Your answer should be one number: the count of lines in these entries that hold the word "color".

################

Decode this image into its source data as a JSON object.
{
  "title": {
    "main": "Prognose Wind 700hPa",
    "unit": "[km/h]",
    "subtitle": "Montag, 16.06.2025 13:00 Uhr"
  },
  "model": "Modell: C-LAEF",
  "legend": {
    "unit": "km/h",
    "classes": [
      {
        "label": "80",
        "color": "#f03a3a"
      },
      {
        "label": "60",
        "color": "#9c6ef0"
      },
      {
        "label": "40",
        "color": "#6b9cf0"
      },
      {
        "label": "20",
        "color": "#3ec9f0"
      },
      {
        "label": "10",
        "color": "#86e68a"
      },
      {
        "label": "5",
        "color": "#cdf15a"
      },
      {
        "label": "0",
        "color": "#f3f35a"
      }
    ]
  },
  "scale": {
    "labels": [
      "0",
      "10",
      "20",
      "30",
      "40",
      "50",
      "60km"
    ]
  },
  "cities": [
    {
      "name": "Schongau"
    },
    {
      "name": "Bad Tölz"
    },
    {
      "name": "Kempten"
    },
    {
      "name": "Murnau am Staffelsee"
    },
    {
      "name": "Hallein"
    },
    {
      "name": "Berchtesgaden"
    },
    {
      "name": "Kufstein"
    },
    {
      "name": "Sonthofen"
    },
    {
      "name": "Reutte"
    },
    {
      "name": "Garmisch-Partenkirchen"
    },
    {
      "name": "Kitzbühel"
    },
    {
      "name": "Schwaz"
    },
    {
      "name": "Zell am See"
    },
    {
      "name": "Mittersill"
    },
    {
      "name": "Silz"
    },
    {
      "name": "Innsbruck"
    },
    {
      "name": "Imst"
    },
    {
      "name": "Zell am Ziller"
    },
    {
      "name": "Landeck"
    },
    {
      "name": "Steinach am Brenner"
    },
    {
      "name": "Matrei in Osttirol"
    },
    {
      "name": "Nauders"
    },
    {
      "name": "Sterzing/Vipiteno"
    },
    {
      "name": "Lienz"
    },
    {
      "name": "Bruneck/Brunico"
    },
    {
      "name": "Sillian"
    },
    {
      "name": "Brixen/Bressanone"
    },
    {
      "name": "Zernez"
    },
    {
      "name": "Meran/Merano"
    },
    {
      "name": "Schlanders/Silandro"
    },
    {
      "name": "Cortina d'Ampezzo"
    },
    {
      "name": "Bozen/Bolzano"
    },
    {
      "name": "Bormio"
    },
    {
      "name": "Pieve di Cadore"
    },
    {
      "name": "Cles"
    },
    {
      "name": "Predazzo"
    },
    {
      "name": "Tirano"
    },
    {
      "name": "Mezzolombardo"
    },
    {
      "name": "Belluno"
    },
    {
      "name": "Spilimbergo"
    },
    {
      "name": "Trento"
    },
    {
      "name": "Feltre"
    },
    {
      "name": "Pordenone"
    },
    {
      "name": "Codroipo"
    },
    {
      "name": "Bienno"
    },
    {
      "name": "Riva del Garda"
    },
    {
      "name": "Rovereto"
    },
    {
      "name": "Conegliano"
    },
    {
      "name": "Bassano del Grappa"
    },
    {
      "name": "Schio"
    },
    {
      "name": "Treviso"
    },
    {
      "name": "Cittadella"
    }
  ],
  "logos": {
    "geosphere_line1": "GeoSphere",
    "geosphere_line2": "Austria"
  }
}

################

● RESULT: 7